the gun at the sugar-house and gunboats below — but, owing to the rapidity of our movements, it had but little effect. The forts made but a feeble resistance, and each column pressed on to the point of concentration, carrying everything before them. At the depot the fighting was severe, but of short duration; the enemy surrendered the town. My loss is three killed and eighteen wounded. That of the enemy, forty-six killed, forty wounded, and about thirteen hundred prisoners. We have captured eleven (twenty-four and thirty-two pounder) siege guns. Twenty-five hundred stand small arms (Enfield and Burnside rifles), and immense quantities of quartermaster. commissary, and ordnance stores. Some two thousand negroes, and between two and three hundred wagons and carts. I cannot speak too highly of the gallantry and good conduct of the officers and men under my command. All did their whole duty and deserve alike equal credit from our country, for our glorious and signal victory. I am, sir, very respectfully, Your obedient servant,
Upon the foregoing report was the following endorsement:
headquarters District Western Louisiana, Thibodeauxville, July 6, 1863.I would respectfully call the attention of the Lieutenant-General commanding, to the gallantry and meritorious services of Major Hunter and the officers commanding the detachments which composed his expedition, and earnestly suggest that they may be brought to the notice of the Government.R. Taylor, Major-General, commanding.
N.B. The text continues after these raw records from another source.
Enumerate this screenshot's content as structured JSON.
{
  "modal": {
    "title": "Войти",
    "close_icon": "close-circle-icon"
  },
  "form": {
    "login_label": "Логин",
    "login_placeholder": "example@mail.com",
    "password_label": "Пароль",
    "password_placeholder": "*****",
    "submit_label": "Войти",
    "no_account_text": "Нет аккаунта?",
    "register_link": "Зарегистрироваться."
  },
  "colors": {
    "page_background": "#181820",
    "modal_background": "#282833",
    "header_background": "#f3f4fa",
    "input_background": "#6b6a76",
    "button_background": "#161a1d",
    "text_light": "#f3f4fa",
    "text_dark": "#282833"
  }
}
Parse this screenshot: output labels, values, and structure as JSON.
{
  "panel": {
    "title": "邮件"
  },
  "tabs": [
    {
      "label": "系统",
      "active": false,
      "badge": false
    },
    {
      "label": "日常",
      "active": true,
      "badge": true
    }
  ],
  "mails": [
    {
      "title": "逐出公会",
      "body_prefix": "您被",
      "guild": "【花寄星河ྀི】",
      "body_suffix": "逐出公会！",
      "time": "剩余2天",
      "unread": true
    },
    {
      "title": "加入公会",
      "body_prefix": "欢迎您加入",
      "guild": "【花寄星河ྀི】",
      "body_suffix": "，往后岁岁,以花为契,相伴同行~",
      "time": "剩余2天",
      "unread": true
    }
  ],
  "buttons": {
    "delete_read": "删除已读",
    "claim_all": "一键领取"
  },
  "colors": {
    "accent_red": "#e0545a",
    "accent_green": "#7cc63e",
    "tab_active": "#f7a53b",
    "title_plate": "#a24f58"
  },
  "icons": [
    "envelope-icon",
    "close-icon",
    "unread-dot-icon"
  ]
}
Report of Brigadier-General Green.
Headquaeters First cavalry brigade, near Panco on the Lafourche, June 30, 1863.General: Early in this month I was ordered by you to the lower Teche, for the purpose of reconnoitring the enemy at Brashear, and to collect together and fit up light boats, preparatory to making a descent upon the enemy, if practicable. While engaged in the execution of these orders, you came down and assumed command, ordering me to advance toward the bay. On the night of the twenty-second instant, in accordance with orders, I moved to Cochran's sugar-house (two miles distant from the bay), with the Fifth Texas, Second Louisiana cavalry, and Waller's battalion, and the Valverde and a section of Nicholl's batteries; leaving our horses at that place, I advanced the troops, above mentioned, on foot before daylight, to the village of Berwick, opposite the enemy's encampment. At the dawn of day, finding the enemy quiet and asleep, I opened fire upon them from the Valverde battery; the first shot exploded in the centre of his encampment, causing the greatest confusion, the distance being only about nine hundred yards. We fired about forty or fifty shots from our battery into the enemy before he replied to us at all. The first shot from the enemy was fired on us from his gunboat, which was at anchor in the bay, a short distance below our position. After daylight the gunboat advanced towards us as if to contest with our battery the position we occupied on the water's edge, but a few shots, well directed from the Valverde battery, drove the boat a mile below, where she opened on us with her heavy guns; about the same time several batteries from the opposite shore opened on us; the shot of the enemy was so well directed that we found it necessary several times to shift the position of our guns and caissons. The heavy gun on shore, which first opened fire on us from the principal fort above Brashear, with the garrison of that fort, was brought down nearly opposite my position, and opened fire on me with the running of the gunboat, and drawing out this heavy gun and most of the garrison from Fort Buchanan, left the waters above free to the approach of Major Hunter's command, in our little flotilla, to Tiger Island. Major Hunter, who had moved under your orders, from the mouth of the Teche, during the night of the twenty-second, on board our mosquito fleet, landed, unperceived and unsuspected by the enemy, above their defences, and making his way through the swamp, about seven o'clock, on the morning of the twenty-third, attacked the enemy in his rear, while I was occupying him in front, completely surprising and routing him. The enemy surrendered the defences and the town of Brashear, to Major Hunter, about half-past 7 o'clock on the morning of the twenty-third. Major Hunter's command consisted of about three hundred men from Baylor's, the Fifth Texas, and Wallar's battalion, and Second Louisiana cavalry (picked men). After crossing a part of the troops, I was ordered to pursue the enemy to the Boeuf. During the evening of the same day I had quite an animated skirmish with him at the Ramos, where he had burnt both the railroad and public bridges, and was well fortified on the east bank; but finding that I had flanked him with a part of my command, on the east side of the Boeuf, he hastily retreated. I threw a small detachment over the Ramos, on the night of the twenty-third, and moved them as close as possible to the enemy, on the Boeuf; Colonel Major's command being behind the enemy, and it being difficult for him to escape (about four hundred strong) surrendered to us about daylight on the morning of the twenty-fourth. Our troops, during the three days campaign, did their duty with great alacrity, and behaved with gallantry on all occasions. Very respectfully, Your obedient servant,
Brigadier-General Mouton, commanding:
Brigadier-General Mouton, commanding:
Thomas Green, BrigadierGeneral, commanding First cavalry brigade.